1969. Presumed First Edition, First thus. Collectible Button/Pin. Approximately 3.25 inches in diameter. Button/Pin has a white background. In the center are images of the three crew members Neil A. Armstrong Commander on the left, Michael Collins Command-Module Pilot in the center, and Edwin E. Aldrin, Jr. Lunar-Module Pilot on the right. Below the three figures is an inset photograph of the head of Neil Armstrong. At the top edge is the text "Sunday July 20 1969 - First Man on the Moon" and below the image "Neil A. Armstrong". Button/pin has some wear.
Satellite Beach, FL: Scarboro Publications, 1975. Presumed First Edition, First printing. Wraps. Unpaginated (32 pages, plus covers). Illustrations (some in color). Price blacked out on front cover. Contains a lot of ASTP facts. The purpose and catalyst of the Apollo–Soyuz Test Project was the policy of détente between the two Cold War superpowers, the United States and the Soviet Union. The Apollo–Soyuz Test Project was made possible by the thaw in U.S.--U.S.S.R. relations, and the project itself endeavored to amplify and solidify the improving relations between the United States and the Soviet Union. According to Soviet leader Leonid Brezhnev, "The Soviet and American spacemen will go up into outer space for the first major joint scientific experiment in the history of mankind. They know that from outer space our planet looks even more beautiful. It is big enough for us to live peacefully on it...". Thus, both sides recognized ASTP as a political act of peace.

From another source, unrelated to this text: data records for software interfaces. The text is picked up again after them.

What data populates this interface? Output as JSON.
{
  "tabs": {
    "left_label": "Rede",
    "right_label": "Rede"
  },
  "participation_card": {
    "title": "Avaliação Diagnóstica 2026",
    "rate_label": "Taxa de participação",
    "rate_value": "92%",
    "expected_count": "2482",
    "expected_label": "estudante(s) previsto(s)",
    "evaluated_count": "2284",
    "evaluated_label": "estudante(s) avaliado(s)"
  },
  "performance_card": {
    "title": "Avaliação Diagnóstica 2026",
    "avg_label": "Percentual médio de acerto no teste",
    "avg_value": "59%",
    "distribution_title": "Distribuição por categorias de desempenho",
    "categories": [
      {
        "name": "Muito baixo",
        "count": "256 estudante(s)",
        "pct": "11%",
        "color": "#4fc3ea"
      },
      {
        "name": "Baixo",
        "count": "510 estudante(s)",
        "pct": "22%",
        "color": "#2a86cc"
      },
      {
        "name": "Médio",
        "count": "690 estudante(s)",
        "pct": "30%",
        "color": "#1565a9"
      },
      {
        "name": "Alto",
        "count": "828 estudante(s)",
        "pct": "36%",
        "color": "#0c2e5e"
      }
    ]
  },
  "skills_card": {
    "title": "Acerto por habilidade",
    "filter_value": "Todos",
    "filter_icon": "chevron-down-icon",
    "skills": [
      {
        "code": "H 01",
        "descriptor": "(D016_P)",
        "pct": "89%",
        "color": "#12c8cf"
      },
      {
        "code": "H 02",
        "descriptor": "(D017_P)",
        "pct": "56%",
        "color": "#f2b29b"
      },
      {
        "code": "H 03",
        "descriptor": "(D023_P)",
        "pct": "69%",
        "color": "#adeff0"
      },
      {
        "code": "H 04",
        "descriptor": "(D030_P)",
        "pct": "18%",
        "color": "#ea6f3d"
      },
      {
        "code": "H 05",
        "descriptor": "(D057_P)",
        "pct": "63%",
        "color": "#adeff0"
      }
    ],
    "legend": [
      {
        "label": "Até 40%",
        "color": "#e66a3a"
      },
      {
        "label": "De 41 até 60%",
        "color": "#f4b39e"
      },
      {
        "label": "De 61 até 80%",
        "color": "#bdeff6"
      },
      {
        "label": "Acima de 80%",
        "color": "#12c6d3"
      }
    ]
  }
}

black etched glass, illustrated on one side only. This is oval shaped, approximately 3.5 inches at maximum width and 4.5 at maximum height. It is believed to be black etched glass with the figure of an Astronaut in a space suit facing left with an American flag visible on his sleeve. The date July 20, 1969 is under the figure and above a curved cratered graphic depicting the surface of the moon. Item weighs about 1 lb. Similar, but not identical items, seen on the internet. A paperweight is a small solid object heavy enough, when placed on top of papers, to keep them from blowing away in a breeze or from moving under the strokes of a painting brush (as with Japanese calligraphy). While any object (like a stone) can serve as a paperweight, decorative paperweights of glass are produced, either by individual artisans or factories, usually in limited editions, and are collected as works of fine glass art, some of which are exhibited in museums. First produced in about 1845, particularly in France, such decorative paperweights were undergoing a revival in the mid-twentieth century. Glass etching, or "French embossing", is a popular technique developed during the mid-1800s that is still widely used in both residential and commercial spaces today. Glass etching comprises the techniques of creating art on the surface of glass by applying acidic, caustic, or abrasive substances. Traditionally this is done after the glass is blown or cast, although mold-etching has replaced some forms of surface etching. The removal of minute amounts of glass causes the characteristic rough surface and translucent quality of frosted glass.